Today I have been down in the dumps and the weather here in sunny London has matched my mood as it has been raining 'stair rods' the entire day. The snails seem happy though and they are treating our garden wall like a motorway - every time I look there are more of them.

The reason for my glumness is two fold. The economic downturn is affecting publishers and they are employing fewer freelance designers for the time being so there is less work around and that's making me a bit anxious because that is the work I do to pay my way. The other reason is that I am in the throes of developing my website to allow on-line shopping (because I am about to launch my small collection of greetings cards onto the paying public) and the technical details I am having to learn is driving me to distraction.

Ordinarily I will clean the house when I come across a problem I can't solve as it helps to work off all my pent up energy and so far this week the top floor of the house is sparkling and the middle floor is looking much better too. By Friday I will be able to open the house to the public since I'll be so proud of its appearance. But by this afternoon this strategy wasn't working so I put on my wet weather gear, left the house looking like a hiker and walked across Victoria Park towards the Museum of Childhood in Bethnal Green. I enjoyed stomping along in the rain and looking in people's front rooms while I walked so this helped to cheer me up.

This museum is the east end outpost of the Victoria and Albert Museum (known simply as the V&A) which is in South Kensington in West London. The collections and exhibitions at the V&A cover the decorative arts whereas the museum in Bethnal Green allegedly focuses on childhood but it always feel rather adult to me. I think it might be quite boring for kids although there are compensating large open spaces plus the building has a good echo so it would be great for yelling and crying and running around.

While I was dripping water all over the floor in the foyer I noticed that there was an exhibition of Olympic posters going back to the start of the modern Olympic movement so I headed for the first floor and was distracted en route by a fantastic railway set. It was in a glass case which would be far too big for a domestic setting (unless you happen to live in a stately home). It included a model of a fictional village with a railway station. There were domestic houses and shops, including a fish and chip shop. One of the houses was dilapidated, the garden was overgrown and it had a skip outside full of rubbish so the house was obviously being renovated, so that was obviously fictional! There were trains ready to pull out of the station and if I had been prepared to put two 20 pence pieces in the slot I could have watched them run round the track. And I wasn't - how mean is that.
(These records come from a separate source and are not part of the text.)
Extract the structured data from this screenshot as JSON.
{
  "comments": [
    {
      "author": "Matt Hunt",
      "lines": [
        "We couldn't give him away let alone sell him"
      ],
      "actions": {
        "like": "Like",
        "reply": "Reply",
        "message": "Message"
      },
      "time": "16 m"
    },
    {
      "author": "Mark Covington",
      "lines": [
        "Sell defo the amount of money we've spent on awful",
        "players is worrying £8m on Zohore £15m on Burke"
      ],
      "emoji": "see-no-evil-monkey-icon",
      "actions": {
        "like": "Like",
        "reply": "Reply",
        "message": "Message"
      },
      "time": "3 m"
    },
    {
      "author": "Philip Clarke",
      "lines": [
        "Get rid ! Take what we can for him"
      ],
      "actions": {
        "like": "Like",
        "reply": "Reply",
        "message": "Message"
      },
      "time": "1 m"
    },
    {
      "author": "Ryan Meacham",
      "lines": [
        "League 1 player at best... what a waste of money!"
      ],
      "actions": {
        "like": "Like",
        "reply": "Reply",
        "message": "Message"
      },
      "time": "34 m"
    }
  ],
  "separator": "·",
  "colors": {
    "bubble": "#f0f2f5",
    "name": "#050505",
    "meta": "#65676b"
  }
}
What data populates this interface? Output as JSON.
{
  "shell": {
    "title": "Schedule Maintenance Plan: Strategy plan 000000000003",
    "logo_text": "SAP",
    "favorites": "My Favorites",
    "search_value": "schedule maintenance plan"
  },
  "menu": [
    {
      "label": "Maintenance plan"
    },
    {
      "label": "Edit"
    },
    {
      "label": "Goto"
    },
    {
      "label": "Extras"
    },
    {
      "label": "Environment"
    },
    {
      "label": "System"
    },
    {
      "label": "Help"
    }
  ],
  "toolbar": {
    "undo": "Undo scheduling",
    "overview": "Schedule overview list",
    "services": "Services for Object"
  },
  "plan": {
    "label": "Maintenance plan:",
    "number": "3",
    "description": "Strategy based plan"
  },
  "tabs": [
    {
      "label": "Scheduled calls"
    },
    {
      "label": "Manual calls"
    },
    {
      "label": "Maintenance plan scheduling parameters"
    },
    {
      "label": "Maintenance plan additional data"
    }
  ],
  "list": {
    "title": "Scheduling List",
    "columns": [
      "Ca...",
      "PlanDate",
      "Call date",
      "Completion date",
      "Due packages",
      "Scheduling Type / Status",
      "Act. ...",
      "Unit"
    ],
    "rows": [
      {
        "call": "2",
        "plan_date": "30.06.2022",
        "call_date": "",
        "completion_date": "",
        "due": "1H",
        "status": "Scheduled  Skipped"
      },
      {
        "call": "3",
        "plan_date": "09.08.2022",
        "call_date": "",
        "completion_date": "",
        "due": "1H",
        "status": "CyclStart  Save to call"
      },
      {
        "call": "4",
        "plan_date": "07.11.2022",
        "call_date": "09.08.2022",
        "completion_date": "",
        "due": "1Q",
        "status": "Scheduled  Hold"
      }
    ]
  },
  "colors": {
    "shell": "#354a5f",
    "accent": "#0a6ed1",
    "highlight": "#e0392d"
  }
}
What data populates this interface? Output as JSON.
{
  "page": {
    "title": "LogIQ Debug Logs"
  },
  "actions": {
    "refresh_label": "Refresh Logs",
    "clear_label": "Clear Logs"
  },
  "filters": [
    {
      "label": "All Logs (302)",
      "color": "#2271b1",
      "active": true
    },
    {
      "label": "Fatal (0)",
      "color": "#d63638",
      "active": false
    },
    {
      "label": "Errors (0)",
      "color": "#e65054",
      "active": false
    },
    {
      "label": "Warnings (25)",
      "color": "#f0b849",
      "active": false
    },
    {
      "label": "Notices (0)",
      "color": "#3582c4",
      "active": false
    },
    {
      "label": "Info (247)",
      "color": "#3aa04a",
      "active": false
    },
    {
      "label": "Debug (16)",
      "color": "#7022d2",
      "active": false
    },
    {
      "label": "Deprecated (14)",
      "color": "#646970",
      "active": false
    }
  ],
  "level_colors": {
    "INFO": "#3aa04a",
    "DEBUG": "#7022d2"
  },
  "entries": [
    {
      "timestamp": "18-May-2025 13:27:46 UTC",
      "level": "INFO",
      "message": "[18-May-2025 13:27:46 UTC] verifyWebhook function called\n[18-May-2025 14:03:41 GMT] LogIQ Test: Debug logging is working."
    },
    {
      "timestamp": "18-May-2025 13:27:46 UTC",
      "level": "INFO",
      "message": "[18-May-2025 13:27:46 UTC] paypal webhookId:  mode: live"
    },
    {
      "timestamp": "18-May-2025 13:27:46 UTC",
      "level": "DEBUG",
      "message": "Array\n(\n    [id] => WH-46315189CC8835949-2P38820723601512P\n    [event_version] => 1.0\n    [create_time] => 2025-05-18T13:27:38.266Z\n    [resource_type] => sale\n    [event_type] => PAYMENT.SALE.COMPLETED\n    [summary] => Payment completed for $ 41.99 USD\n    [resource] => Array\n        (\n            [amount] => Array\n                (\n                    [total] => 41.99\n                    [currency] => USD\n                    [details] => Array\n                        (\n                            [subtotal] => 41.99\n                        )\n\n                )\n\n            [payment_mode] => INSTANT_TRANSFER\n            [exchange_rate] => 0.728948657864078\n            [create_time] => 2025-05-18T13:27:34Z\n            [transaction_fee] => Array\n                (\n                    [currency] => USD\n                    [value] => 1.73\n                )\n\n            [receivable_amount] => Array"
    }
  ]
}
This exhibition of Olympic posters that I finally reached has been designed to coincide with the Beijing 2008 games. I was surprised by the number of posters but there have been a lot of summer games, winter games and Paralympic games over the years. The designs of the posters have an important role in defining the character of that particular games they are promoting and I was reminded of the Mexico, Sydney and Athens games as I walked around the exhibition. I was also surprised at how often some cities have hosted the games since 1900 but I wasn't surprised that some of them had to be cancelled because of two World Wars and the Spanish Civil War.

The posters for the Munich games in 1972 were many and varied and they were also poignant because I could remember the massacre that took place at those games. The designs for the Montreal games in 1976 were particularly interesting to me because that was the summer I graduated from art college. I was barely employable when I left college but like most of my peers I found work eventually so I was very interested to see what designers, who were rather senior to me, were working on for those summer games. I wondered how many ideas were binned in the process and if those designers were subject to the whims of their clients and had to make endless changes to their work in the same way that has been a feature of my own working life. Shortly afterwards I finished my tour and I felt quite cheered up and walked back into the rain with a lighter heart.